- Sentence fragments are used by the lost boys due to their broken English.

"Too often with documentaries, we get only the tears. there is no second act or resolution. Christopher Quinn's "God Grew Tired of Us" gives us reason to hope about a human catastrophe."
-Peter Howell; April 7, 2007
"The film is not a pity party, its a story of resilient people bearing up under conditions few of us could imagine."
-Colin Covert; March 29, 2007
"Can there really be no footage of their uncertainty, anger at unfriendly Americans, even an embrace of bad habits?"
-Joshua Rothkopf; February 3, 2007
"Their journey isn't over--Many in Africa still desperately need help-- but the hope and opportunities America offers are a grand place to start."
-Bruce Westbrook; February 16, 2007
"The Lost Boys' gratitude for simple things will humble those of us accustomed to comfort and opportunity.
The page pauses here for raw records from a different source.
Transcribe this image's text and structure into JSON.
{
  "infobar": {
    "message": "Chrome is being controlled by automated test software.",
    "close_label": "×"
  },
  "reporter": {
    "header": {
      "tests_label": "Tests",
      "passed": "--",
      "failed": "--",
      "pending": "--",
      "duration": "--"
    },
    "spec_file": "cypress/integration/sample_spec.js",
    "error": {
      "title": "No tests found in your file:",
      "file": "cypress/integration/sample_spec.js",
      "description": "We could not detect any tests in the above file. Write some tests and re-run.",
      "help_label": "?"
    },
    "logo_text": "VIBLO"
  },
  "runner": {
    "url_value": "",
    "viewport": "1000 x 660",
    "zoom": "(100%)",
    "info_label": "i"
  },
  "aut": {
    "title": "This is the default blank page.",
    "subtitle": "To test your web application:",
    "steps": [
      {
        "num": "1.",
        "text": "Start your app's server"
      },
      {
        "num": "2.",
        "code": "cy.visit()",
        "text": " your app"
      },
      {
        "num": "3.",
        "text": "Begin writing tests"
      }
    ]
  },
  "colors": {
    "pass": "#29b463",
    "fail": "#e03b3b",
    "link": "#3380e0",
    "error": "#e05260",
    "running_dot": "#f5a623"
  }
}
Their endurance, ambition, and compassion should inspire us."
-Jeffrey Overstreet;
August 22, 2007
Work Cited
www.amazon.com -Amazon Instant Video
L to R: John Bul Dau,Daniel Abol Pach, and Panther Bior
"One of the strengths of this documentary - besides the obvious and important awareness-raising- is its ability to help us see our culture from a fresh perspective . It's fascinating (and at times shaming) to watch the men's gratitude for factory jobs most of us would consider menial at best, as well as their languishing loneliness as they learn that talking to strangers in America draws suspicion instead of fellowship."
- Cameron Courtney;
January 2, 2007
Full transcript